Work order: Working through the lines below, return each one that holds "this".

Data supplied:
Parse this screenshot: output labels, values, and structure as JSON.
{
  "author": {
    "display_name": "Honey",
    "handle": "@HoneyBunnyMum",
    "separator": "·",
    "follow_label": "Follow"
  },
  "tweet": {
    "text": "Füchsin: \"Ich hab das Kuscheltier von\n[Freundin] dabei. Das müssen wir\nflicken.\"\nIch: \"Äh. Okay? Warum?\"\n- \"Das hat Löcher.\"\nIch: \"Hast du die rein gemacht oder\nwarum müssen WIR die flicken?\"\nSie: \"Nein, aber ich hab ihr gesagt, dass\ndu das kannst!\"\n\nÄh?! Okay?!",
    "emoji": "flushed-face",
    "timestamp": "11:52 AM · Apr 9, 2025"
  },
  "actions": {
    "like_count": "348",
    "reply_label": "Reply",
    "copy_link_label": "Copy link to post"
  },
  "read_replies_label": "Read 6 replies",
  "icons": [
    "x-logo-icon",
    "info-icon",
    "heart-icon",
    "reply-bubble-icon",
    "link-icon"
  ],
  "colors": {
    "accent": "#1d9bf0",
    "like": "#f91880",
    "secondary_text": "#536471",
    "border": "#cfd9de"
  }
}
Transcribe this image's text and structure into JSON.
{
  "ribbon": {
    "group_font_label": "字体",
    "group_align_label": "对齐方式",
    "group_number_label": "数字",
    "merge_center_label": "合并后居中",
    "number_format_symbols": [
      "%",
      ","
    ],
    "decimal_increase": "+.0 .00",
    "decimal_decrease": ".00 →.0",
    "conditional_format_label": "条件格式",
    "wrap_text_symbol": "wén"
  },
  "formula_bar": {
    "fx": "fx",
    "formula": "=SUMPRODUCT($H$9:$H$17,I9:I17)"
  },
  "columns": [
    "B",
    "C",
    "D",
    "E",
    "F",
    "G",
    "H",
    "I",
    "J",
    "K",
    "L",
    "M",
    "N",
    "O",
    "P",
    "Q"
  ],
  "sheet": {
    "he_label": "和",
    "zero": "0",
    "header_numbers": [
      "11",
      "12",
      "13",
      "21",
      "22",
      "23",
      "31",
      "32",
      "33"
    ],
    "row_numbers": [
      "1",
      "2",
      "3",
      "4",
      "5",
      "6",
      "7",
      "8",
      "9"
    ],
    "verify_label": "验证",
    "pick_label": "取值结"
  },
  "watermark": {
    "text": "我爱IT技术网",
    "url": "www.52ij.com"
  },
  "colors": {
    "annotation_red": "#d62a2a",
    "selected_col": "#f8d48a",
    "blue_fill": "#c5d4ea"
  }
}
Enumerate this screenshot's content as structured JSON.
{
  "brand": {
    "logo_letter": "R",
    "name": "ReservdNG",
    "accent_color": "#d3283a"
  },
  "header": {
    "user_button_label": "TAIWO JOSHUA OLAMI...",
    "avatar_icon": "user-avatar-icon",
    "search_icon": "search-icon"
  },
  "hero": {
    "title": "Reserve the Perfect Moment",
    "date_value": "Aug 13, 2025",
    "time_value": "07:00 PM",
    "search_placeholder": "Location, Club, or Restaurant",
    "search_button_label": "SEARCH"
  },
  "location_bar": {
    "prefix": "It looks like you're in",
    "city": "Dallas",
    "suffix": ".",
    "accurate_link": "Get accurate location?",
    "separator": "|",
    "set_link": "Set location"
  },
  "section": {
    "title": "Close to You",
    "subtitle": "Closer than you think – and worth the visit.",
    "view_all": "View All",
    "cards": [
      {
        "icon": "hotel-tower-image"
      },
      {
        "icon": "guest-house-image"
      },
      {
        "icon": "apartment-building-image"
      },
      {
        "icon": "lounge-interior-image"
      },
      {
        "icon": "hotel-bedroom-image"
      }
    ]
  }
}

The answer:
Parse this screenshot: output labels, values, and structure as JSON.
Transcribe this image's text and structure into JSON.
Enumerate this screenshot's content as structured JSON.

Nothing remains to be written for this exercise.